Once you have read the records below, write them all out exactly as given.

= Beginning of Section =

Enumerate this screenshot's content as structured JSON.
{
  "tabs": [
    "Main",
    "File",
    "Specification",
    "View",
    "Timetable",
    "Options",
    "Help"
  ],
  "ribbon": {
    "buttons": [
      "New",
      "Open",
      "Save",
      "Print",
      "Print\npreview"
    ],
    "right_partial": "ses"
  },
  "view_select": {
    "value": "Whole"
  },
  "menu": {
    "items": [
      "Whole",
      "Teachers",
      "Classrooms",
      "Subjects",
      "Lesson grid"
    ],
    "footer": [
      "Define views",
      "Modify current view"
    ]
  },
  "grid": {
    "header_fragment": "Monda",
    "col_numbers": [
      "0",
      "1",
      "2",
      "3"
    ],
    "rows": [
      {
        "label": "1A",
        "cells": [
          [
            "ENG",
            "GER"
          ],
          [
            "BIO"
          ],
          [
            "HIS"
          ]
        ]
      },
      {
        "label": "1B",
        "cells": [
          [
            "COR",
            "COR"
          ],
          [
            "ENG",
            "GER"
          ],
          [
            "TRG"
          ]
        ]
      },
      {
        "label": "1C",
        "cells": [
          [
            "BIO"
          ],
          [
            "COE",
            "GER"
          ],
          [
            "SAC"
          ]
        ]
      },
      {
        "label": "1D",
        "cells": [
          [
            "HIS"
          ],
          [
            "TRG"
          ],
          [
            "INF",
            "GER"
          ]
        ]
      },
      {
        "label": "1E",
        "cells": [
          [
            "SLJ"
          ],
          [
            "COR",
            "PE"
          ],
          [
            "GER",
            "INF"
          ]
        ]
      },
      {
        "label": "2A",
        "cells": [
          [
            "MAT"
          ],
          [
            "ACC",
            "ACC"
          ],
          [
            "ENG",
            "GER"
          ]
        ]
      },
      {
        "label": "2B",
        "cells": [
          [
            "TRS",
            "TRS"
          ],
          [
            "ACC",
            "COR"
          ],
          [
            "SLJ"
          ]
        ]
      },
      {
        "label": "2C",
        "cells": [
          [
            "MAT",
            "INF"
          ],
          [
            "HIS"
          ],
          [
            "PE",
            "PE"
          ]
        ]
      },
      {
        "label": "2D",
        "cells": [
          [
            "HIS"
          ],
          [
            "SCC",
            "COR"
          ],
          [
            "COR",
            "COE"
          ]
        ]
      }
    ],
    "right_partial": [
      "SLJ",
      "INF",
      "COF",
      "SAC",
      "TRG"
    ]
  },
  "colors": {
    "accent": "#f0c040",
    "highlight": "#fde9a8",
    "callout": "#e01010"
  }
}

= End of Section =

* _Result_
Enumerate this screenshot's content as structured JSON.
{
  "tabs": [
    "Main",
    "File",
    "Specification",
    "View",
    "Timetable",
    "Options",
    "Help"
  ],
  "ribbon": {
    "buttons": [
      "New",
      "Open",
      "Save",
      "Print",
      "Print\npreview"
    ],
    "right_partial": "ses"
  },
  "view_select": {
    "value": "Whole"
  },
  "menu": {
    "items": [
      "Whole",
      "Teachers",
      "Classrooms",
      "Subjects",
      "Lesson grid"
    ],
    "footer": [
      "Define views",
      "Modify current view"
    ]
  },
  "grid": {
    "header_fragment": "Monda",
    "col_numbers": [
      "0",
      "1",
      "2",
      "3"
    ],
    "rows": [
      {
        "label": "1A",
        "cells": [
          [
            "ENG",
            "GER"
          ],
          [
            "BIO"
          ],
          [
            "HIS"
          ]
        ]
      },
      {
        "label": "1B",
        "cells": [
          [
            "COR",
            "COR"
          ],
          [
            "ENG",
            "GER"
          ],
          [
            "TRG"
          ]
        ]
      },
      {
        "label": "1C",
        "cells": [
          [
            "BIO"
          ],
          [
            "COE",
            "GER"
          ],
          [
            "SAC"
          ]
        ]
      },
      {
        "label": "1D",
        "cells": [
          [
            "HIS"
          ],
          [
            "TRG"
          ],
          [
            "INF",
            "GER"
          ]
        ]
      },
      {
        "label": "1E",
        "cells": [
          [
            "SLJ"
          ],
          [
            "COR",
            "PE"
          ],
          [
            "GER",
            "INF"
          ]
        ]
      },
      {
        "label": "2A",
        "cells": [
          [
            "MAT"
          ],
          [
            "ACC",
            "ACC"
          ],
          [
            "ENG",
            "GER"
          ]
        ]
      },
      {
        "label": "2B",
        "cells": [
          [
            "TRS",
            "TRS"
          ],
          [
            "ACC",
            "COR"
          ],
          [
            "SLJ"
          ]
        ]
      },
      {
        "label": "2C",
        "cells": [
          [
            "MAT",
            "INF"
          ],
          [
            "HIS"
          ],
          [
            "PE",
            "PE"
          ]
        ]
      },
      {
        "label": "2D",
        "cells": [
          [
            "HIS"
          ],
          [
            "SCC",
            "COR"
          ],
          [
            "COR",
            "COE"
          ]
        ]
      }
    ],
    "right_partial": [
      "SLJ",
      "INF",
      "COF",
      "SAC",
      "TRG"
    ]
  },
  "colors": {
    "accent": "#f0c040",
    "highlight": "#fde9a8",
    "callout": "#e01010"
  }
}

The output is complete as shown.